Fibular Bone Graft
A more complicated procedure to try to increase the blood supply to the femoral head is a vascularized fibular bone graft procedure. This is actually a tissue transplant. The graft is taken from the fibula (the thin bone that runs next to the shin bone). The graft is vascularized, meaning it has a blood supply of its own. Because it supports the femoral head, the graft is also referred to as a strut graft.
The surgeon removes a piece of the small bone in your lower leg (the fibula) along with the blood vessels to the bone. The surgeon then drills a hole through the side of the femur and into the femoral head. The surgeon attaches the blood vessels from the fibula to one of the blood vessels around the hip. This creates instant blood flow into the bone graft and into the head of the femur. This operation does two things: (1) it brings blood flow to the femoral head through the bone graft, and (2) the fibular bone graft is strong and keeps the femoral head from collapsing as the bone heals itself. This procedure is an inpatient procedure and will require you to stay in the hospital for several days.
This is a very complicated operation and is not commonly done. It is not always successful because the blood supply to the graft is fragile and may not form completely.
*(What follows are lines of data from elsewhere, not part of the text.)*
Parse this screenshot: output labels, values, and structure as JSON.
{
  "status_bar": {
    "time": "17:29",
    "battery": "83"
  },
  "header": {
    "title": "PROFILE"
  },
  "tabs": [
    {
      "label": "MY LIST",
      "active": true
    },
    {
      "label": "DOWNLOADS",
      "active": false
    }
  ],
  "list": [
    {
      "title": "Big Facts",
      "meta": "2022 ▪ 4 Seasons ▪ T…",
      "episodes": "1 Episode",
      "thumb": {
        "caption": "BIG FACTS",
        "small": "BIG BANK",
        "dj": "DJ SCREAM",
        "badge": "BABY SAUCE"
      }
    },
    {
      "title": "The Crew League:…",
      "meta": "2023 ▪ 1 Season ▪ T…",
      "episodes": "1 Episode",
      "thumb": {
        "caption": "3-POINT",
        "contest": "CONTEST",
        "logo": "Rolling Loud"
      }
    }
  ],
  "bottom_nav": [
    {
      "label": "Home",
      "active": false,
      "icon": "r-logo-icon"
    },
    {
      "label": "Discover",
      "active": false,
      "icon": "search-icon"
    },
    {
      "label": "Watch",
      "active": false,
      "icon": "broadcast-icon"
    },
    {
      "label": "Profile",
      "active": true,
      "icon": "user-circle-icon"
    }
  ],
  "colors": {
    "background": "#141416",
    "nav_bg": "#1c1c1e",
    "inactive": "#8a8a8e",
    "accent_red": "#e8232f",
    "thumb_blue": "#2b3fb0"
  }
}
In cases of small lesions involving less than one-third of the surface of the femoral head, rotational osteotomy has been very successful. The procedure involves making a cut through the bone and turning the head of the femur so that the necrotic bone is no longer bearing any weight.
Artificial Hip Replacement
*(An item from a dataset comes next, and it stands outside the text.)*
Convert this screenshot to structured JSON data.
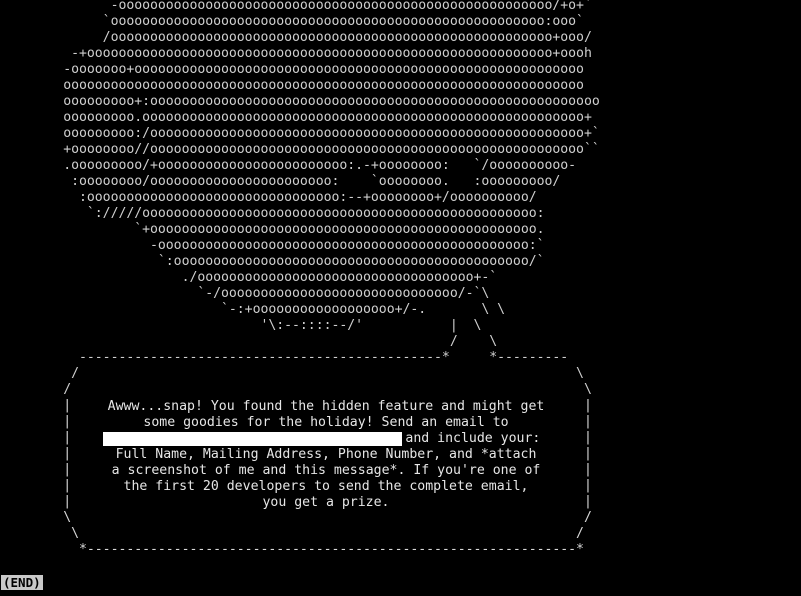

When AVN is in the advanced stages, the condition is no different from osteoarthritis of the hip joint. Your surgeon will probably recommend replacing the hip with an artificial hip joint. For those patients with a limited bone defect that only affects the femoral head and does not extend into the hip socket, a resurfacing procedure might be considered. Hip resurfacing arthroplasty is a type of hip replacement that replaces the arthritic surface of the joint but removes far less bone than the traditional total hip replacement.
Related Document: A Patient’s Guide to Artificial Joint Replacement of the Hip
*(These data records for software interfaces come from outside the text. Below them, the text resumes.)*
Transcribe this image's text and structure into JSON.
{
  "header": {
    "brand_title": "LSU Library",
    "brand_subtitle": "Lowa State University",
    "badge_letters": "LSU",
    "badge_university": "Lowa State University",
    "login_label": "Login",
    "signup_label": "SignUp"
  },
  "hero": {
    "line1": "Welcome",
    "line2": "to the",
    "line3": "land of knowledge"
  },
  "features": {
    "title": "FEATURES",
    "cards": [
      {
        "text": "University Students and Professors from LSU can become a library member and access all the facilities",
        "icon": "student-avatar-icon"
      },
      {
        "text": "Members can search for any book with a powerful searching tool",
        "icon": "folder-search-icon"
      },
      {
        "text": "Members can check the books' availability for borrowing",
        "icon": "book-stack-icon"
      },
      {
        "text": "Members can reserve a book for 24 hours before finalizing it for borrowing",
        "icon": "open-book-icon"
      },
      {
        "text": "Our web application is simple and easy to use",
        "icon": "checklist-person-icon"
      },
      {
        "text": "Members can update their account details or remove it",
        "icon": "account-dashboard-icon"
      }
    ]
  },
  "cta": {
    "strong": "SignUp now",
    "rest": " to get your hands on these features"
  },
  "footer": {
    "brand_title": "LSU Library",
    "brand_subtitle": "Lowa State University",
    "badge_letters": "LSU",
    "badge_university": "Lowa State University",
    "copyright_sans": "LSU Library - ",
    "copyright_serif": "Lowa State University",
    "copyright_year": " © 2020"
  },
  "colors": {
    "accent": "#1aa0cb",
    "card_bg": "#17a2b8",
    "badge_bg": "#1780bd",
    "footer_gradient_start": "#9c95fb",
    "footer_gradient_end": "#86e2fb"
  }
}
Related Document: A Patient’s Guide to Hip Resurfacing Arthroplasty
What should I expect following treatment?
You may work with a physical therapist who will show you ways to safely move and stretch your hip. The goal is to keep your hip mobile and to avoid losing range of motion. Your therapist will also instruct you to use a walker or crutches. Keeping weight off your hip while you are standing or walking may help the bone to heal while protecting the femur from further damage.
After a simple drilling operation, you will probably use crutches for six weeks or so. The drill holes weaken the bone around the hip, making it possible to fracture the hip. Using crutches allows the bone to heal safely and reduce the risk that you may fracture your hip. Patients who have had bone and blood vessels grafted are required to limit how much weight they place on the hip for up to six months.
When you are safe in putting full weight through the leg, your doctor may have you work with a physical therapist to help regain hip range of motion and strength.
Patients who require hip resurfacing or artificial hip joint replacement follow a structured program of physical therapy beginning shortly after surgery.